Burroughs has always been a favorite of mine and I like the Honor Harrington series.
Are you currently working on a new series? Can you tell me about it?
We’re just back from New York and our annual February publisher meetings. Tor/Forge has committed to at least four new books including a Native American fantasy based on the recent discovery of native mitochondrial DNA in Iceland. Just after 1000 CE a native woman was carried back from North America and her descendents have been in Iceland since. The novel will be about a couple of sisters taken by Vikings, and the religious/fantasy elements of native vs. Christian and Norse beliefs.
It’s been 22 years since we wrote the Cahokia book, PEOPLE OF THE RIVER. Since then archaeological research has completely redefined Cahokia. We went out on a limb to call it a state back in '92. Today archaeologists talk about “Imperial Cahokia” and we’re finding out that it is to North America as Rome was to Europe. So the next PEOPLE book will be a political novel about Cahokia with a possible spin-off with the characters in their own series of adventures.

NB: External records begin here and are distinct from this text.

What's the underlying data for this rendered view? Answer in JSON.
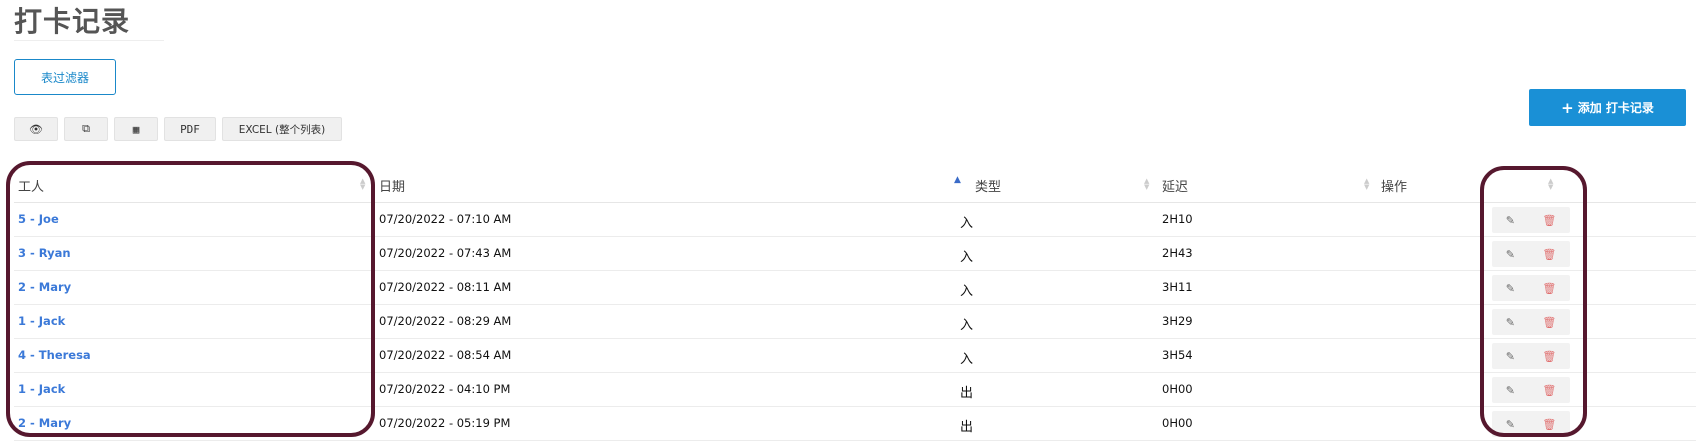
{
  "title": "打卡记录",
  "filter_button": "表过滤器",
  "export": {
    "view_icon": "eye-icon",
    "copy_icon": "copy-icon",
    "csv_icon": "table-icon",
    "pdf": "PDF",
    "excel": "EXCEL (整个列表)"
  },
  "add_button": {
    "icon": "plus-icon",
    "label": "添加 打卡记录"
  },
  "table": {
    "headers": {
      "worker": "工人",
      "date": "日期",
      "type": "类型",
      "delay": "延迟",
      "actions": "操作"
    },
    "rows": [
      {
        "worker": "5 - Joe",
        "date": "07/20/2022 - 07:10 AM",
        "type": "入",
        "delay": "2H10"
      },
      {
        "worker": "3 - Ryan",
        "date": "07/20/2022 - 07:43 AM",
        "type": "入",
        "delay": "2H43"
      },
      {
        "worker": "2 - Mary",
        "date": "07/20/2022 - 08:11 AM",
        "type": "入",
        "delay": "3H11"
      },
      {
        "worker": "1 - Jack",
        "date": "07/20/2022 - 08:29 AM",
        "type": "入",
        "delay": "3H29"
      },
      {
        "worker": "4 - Theresa",
        "date": "07/20/2022 - 08:54 AM",
        "type": "入",
        "delay": "3H54"
      },
      {
        "worker": "1 - Jack",
        "date": "07/20/2022 - 04:10 PM",
        "type": "出",
        "delay": "0H00"
      },
      {
        "worker": "2 - Mary",
        "date": "07/20/2022 - 05:19 PM",
        "type": "出",
        "delay": "0H00"
      }
    ]
  },
  "colors": {
    "accent": "#1a90d6",
    "link": "#3b79d8",
    "highlight": "#56182e",
    "delete": "#e07070"
  }
}
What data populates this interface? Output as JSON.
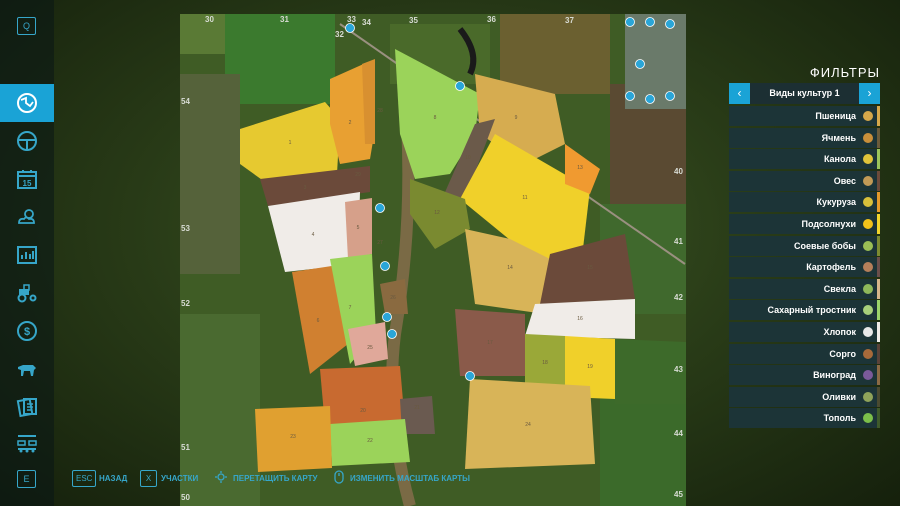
{
  "sidebar": {
    "top_key": "Q",
    "bottom_key": "E",
    "items": [
      {
        "icon": "map-icon"
      },
      {
        "icon": "steering-wheel-icon"
      },
      {
        "icon": "calendar-icon",
        "text": "15"
      },
      {
        "icon": "weather-icon"
      },
      {
        "icon": "statistics-icon"
      },
      {
        "icon": "tractor-icon"
      },
      {
        "icon": "finance-icon"
      },
      {
        "icon": "animals-icon"
      },
      {
        "icon": "contracts-icon"
      },
      {
        "icon": "production-icon"
      }
    ]
  },
  "map": {
    "grid_top": [
      "30",
      "31",
      "33",
      "34",
      "35",
      "36",
      "37"
    ],
    "grid_left": [
      "54",
      "53",
      "52",
      "51"
    ],
    "grid_right": [
      "40",
      "41",
      "42",
      "43",
      "44"
    ],
    "grid_extra": [
      "32"
    ],
    "grid_bottom": [
      "50",
      "45"
    ],
    "field_numbers": [
      "1",
      "2",
      "3",
      "4",
      "5",
      "6",
      "7",
      "8",
      "9",
      "10",
      "11",
      "12",
      "13",
      "14",
      "15",
      "16",
      "17",
      "18",
      "19",
      "20",
      "21",
      "22",
      "23",
      "24",
      "25",
      "26",
      "27",
      "28",
      "29"
    ]
  },
  "filters": {
    "title": "ФИЛЬТРЫ",
    "selector_label": "Виды культур 1",
    "prev": "‹",
    "next": "›",
    "crops": [
      {
        "name": "Пшеница",
        "color": "#d6a84a",
        "bar": "#d6a84a"
      },
      {
        "name": "Ячмень",
        "color": "#c98f3a",
        "bar": "#6b5b3a"
      },
      {
        "name": "Канола",
        "color": "#e0c33a",
        "bar": "#9bc45a"
      },
      {
        "name": "Овес",
        "color": "#c29a56",
        "bar": "#6b4a3a"
      },
      {
        "name": "Кукуруза",
        "color": "#d8c03a",
        "bar": "#e59a2a"
      },
      {
        "name": "Подсолнухи",
        "color": "#f2c21a",
        "bar": "#f2d42a"
      },
      {
        "name": "Соевые бобы",
        "color": "#9bbf55",
        "bar": "#7c8a30"
      },
      {
        "name": "Картофель",
        "color": "#b57f5a",
        "bar": "#6a4e4a"
      },
      {
        "name": "Свекла",
        "color": "#8fb85a",
        "bar": "#d6b58a"
      },
      {
        "name": "Сахарный тростник",
        "color": "#a8d07a",
        "bar": "#9bd36a"
      },
      {
        "name": "Хлопок",
        "color": "#e8e8e8",
        "bar": "#f0ece8"
      },
      {
        "name": "Сорго",
        "color": "#a86a3a",
        "bar": "#5a4238"
      },
      {
        "name": "Виноград",
        "color": "#7a5a9a",
        "bar": "#8a6a44"
      },
      {
        "name": "Оливки",
        "color": "#8fa35a",
        "bar": "#4a4a30"
      },
      {
        "name": "Тополь",
        "color": "#7cbf4a",
        "bar": "#3f5a2a"
      }
    ]
  },
  "bottom": {
    "back_key": "ESC",
    "back_label": "НАЗАД",
    "fields_key": "X",
    "fields_label": "УЧАСТКИ",
    "drag_label": "ПЕРЕТАЩИТЬ КАРТУ",
    "zoom_label": "ИЗМЕНИТЬ МАСШТАБ КАРТЫ"
  }
}
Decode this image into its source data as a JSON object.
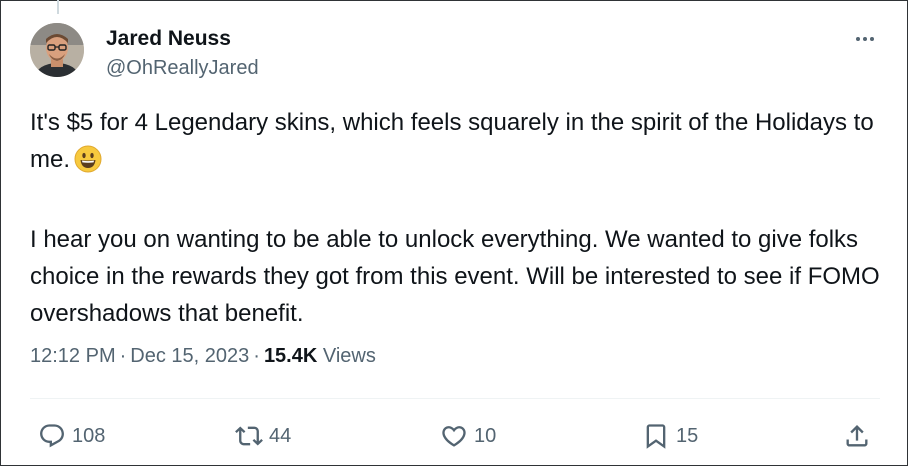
{
  "tweet": {
    "author_name": "Jared Neuss",
    "handle": "@OhReallyJared",
    "paragraph_1": "It's $5 for 4 Legendary skins, which feels squarely in the spirit of the Holidays to me.",
    "paragraph_1_emoji": "😃",
    "paragraph_2": "I hear you on wanting to be able to unlock everything. We wanted to give folks choice in the rewards they got from this event. Will be interested to see if FOMO overshadows that benefit.",
    "time": "12:12 PM",
    "date": "Dec 15, 2023",
    "separator": "·",
    "views_count": "15.4K",
    "views_label": "Views"
  },
  "actions": {
    "replies": "108",
    "reposts": "44",
    "likes": "10",
    "bookmarks": "15"
  },
  "icons": {
    "more": "more-dots-icon",
    "reply": "reply-icon",
    "repost": "repost-icon",
    "like": "heart-icon",
    "bookmark": "bookmark-icon",
    "share": "share-icon"
  },
  "colors": {
    "text": "#0f1419",
    "secondary": "#536471",
    "divider": "#eff3f4"
  }
}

Simon & Schuster has decided not to publish our two anthropological thrillers, so we’ll be putting COMES A GREEN SKY and FRACTURE EVENT on Kindle by the end of April. These books continue the story of Dusty Stewart and Maureen Cole from the Anasazi mysteries.
In the next couple of months we will pitch the next CONTACT series according to our option clause with Simon & Schuster. We’re not sure exactly which contact episode to propose. There are so many!
I'm looking forward to what's coming up next. I have a fascination with Cahokia so I'm really looking forward to seeing how develop that and everything I've read, indicates Cahokia society was much more complex than what was first thought when Europeans, especially in their politics.
Kathy and Mike, I want to thank you for taking the time to answer my questions. I know you're on the way to Oregon and truly appreciate making yourselves available to answer questions.
Sia, as always, it’s a delight! We hope that you enjoy the conclusion to the story we started with COMING OF THE STORM and FIRE THE SKY. We think that A SEARING WIND is a remarkable and stunning conclusion to the story of Black Shell and Pearl Hand. As you read, you’ll find it’s nip and tuck as to whether Hernando de Soto or Black Shell’s own family will kill him first!
You can read the blurb and excerpt HERE.
BUY: Amazon, Barnes and Noble, Books a Million
My review of the A Searing Wind should be live on Amazon later today (Wednesday). I'll post a link when it is.
My review of the A Searing Wind should be live on Amazon later today (Wednesday). I'll post a link when it is.